I was not surprised to discover that the program had been broadcast by Doordarshan, which remains the gold standard for quality television content in the minds of millions of Indian viewers. Dramatizing stories from the Upanishads which are considered to be the essence of Indian philosophy in the form of short capsules is a huge challenge and the producers have been successful in their vision. The concepts, the settings, the costumes, the actors and above all, the screenplay blend together beautifully. Employing the structure of stories within a story, the series is portrayed as stage dramas presented by a group of artists who question the relevance of Sanskrit and the scriptures in present times. The episodes raise profound philosophical questions, suggest possible answers and leave the watching seeker both enriched and inspired.
A poet once sang, that when
pain finally finds a voice,
at that moment, art is born
Benumbed beyond the reach of pain,
I flailed my arms against the vacuum
within the bell jar which held me, for a decade.
Words were the window through which I
Caught glimpses beyond the dark
Words that kept my heart thawed, if not warm.

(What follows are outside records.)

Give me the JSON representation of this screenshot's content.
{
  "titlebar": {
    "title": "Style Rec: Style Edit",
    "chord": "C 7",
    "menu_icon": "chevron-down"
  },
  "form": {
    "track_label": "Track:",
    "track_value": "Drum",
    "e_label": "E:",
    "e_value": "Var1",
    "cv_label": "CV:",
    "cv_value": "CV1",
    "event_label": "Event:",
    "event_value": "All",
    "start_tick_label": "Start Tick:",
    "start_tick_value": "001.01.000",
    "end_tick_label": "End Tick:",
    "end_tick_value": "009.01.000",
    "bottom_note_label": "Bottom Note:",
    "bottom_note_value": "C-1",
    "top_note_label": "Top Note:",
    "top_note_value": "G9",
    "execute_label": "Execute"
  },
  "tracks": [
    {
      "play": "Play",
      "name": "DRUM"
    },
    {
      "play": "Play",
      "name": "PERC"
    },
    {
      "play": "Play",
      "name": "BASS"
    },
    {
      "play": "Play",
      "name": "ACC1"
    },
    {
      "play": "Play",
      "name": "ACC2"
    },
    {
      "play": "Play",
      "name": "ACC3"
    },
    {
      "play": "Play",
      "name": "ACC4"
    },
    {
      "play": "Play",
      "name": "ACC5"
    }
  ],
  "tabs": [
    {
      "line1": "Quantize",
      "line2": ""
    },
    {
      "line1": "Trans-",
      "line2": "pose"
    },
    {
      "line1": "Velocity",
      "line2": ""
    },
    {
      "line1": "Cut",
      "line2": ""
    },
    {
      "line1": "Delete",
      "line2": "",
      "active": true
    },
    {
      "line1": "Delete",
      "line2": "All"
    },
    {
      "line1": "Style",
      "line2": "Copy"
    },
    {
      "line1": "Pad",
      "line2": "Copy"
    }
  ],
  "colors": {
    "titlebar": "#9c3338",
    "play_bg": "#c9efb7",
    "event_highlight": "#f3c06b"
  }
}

On a day when the words shone
bright enough to see, I opened the window
and walked out into life. With a fifteen year old
Mind, in a decade older body. Free
At last, from the darkness that had fed upon
Many of those whose words freed me.
While my wings were tied, I had still dared
to dream of the skies. But once free, I could barely
walk and fell many times before I found my voice.
The detour from regular paths of life that I may
have walked otherwise turned the lost years into a voice
strengthened by a decade of singing in the dark.
A voice that now colours each moment gold.
Each breath a swig of light, each word a blessing.
I had assumed that words would bring
Catharsis – an uncomfortable word
But I sing, and find with unexpected joy
That it is alchemy that goes into making a voice.
(4 September, 2015)